A University of Sydney Professor says that the recent Australian Curriculum review makes some assumptions that could greatly hinder the success of many students.

Studies of the arts are the softest target for education critics, and the new curriculum review does not buck the trend.

But Dr Michael Anderson from the Faculty of Education and Social Work at the University of Sydney says the “wrongheaded” analysis of Australian education could miss the broad opportunities that the arts provide.

Not only do the arts allow an academic avenue for those geared toward creativity and self-expression, the benefits of artistic education have been proven to flow over into ‘traditional’ subjects.

“Cutting the arts from the Australian Curriculum is a massive false economy,” Dr Anderson says.

The review does claim to value the arts, but almost immediately recommends the arts be reduced as a line of study.

The report says subjects like drama, dance and media arts should be made “elective subjects”, and have much of their central content reduced or shovelled over to other subject areas.

But Dr Anderson argues that “international research clearly demonstrates that students who engage in an active, demanding, high-quality arts education are more likely to excel in their academic and non-academic lives”, in an article for the ABC

As the Major Performing Arts Group says in its submission to the review, “the benefits of a comprehensive arts education are felt across all learning areas”.

Dr Anderson says the review appears to favour the views of big private schools, which can provide their students access to high-level arts education either externally or in an extra-curricular mode – options not available to many of public school students, especially in regional areas.

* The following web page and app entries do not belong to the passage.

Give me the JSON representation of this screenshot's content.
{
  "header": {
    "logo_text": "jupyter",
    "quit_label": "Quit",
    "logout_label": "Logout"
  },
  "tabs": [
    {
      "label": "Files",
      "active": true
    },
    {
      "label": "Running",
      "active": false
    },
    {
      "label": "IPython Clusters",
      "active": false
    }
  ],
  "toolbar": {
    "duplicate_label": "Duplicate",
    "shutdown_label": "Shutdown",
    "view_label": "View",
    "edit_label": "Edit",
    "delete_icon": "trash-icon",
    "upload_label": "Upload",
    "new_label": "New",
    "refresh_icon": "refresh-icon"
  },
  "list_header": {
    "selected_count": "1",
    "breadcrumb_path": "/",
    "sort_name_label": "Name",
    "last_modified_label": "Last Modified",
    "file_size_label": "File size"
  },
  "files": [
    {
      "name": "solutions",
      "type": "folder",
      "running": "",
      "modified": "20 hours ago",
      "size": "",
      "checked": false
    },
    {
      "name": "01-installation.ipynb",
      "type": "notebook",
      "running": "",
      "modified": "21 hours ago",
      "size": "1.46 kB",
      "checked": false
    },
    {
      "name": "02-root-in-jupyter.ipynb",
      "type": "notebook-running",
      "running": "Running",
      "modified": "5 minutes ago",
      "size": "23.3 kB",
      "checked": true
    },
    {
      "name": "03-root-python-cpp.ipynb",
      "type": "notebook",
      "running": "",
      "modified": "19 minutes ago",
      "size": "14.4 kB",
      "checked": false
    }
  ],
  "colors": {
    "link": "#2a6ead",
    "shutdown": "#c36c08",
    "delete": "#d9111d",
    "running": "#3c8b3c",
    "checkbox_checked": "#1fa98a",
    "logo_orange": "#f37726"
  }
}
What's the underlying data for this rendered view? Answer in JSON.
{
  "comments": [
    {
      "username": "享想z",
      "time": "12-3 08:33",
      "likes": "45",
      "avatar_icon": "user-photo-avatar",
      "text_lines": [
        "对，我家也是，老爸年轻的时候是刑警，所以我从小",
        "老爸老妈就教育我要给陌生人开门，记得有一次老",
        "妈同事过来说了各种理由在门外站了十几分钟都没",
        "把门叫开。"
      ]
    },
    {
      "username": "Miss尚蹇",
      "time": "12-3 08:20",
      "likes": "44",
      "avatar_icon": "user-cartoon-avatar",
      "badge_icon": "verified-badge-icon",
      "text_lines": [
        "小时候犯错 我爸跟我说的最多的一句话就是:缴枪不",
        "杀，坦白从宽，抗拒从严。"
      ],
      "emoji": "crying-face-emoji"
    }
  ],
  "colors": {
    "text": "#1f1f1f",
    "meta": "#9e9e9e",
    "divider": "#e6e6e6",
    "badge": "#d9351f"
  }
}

The Curriculum Review quotes Dr John Vallance, principal at the elite private school Sydney Grammar. He says that while the arts are important in education, he argues that dance, drama and media arts should be absorbed into other parts of the curriculum, while Music and Visual Arts should be retained in a reduced form.

“It is hard to escape the impression that the underlying assumption here is that most kids do the arts outside schools, so we shouldn't bother doing it in school time,” Dr Anderson writes.

“While that may be the case in the privileged halls of Sydney Grammar School, it is simply not the case that all young people in our schools have equal access to arts education.

“This review has used elite perspectives at the expense of the opportunity for young people everywhere to have access to a strong and sustained arts education.

“Dr Vallance’s call and the recommendation of the review in the arts generally fly directly in the face of all of the prevailing evidence that the arts is a distinctive and critical set of understandings that young people will need to navigate the 21st century.

“This report will do nothing to strengthen that possibility,” he says.

The full article is available here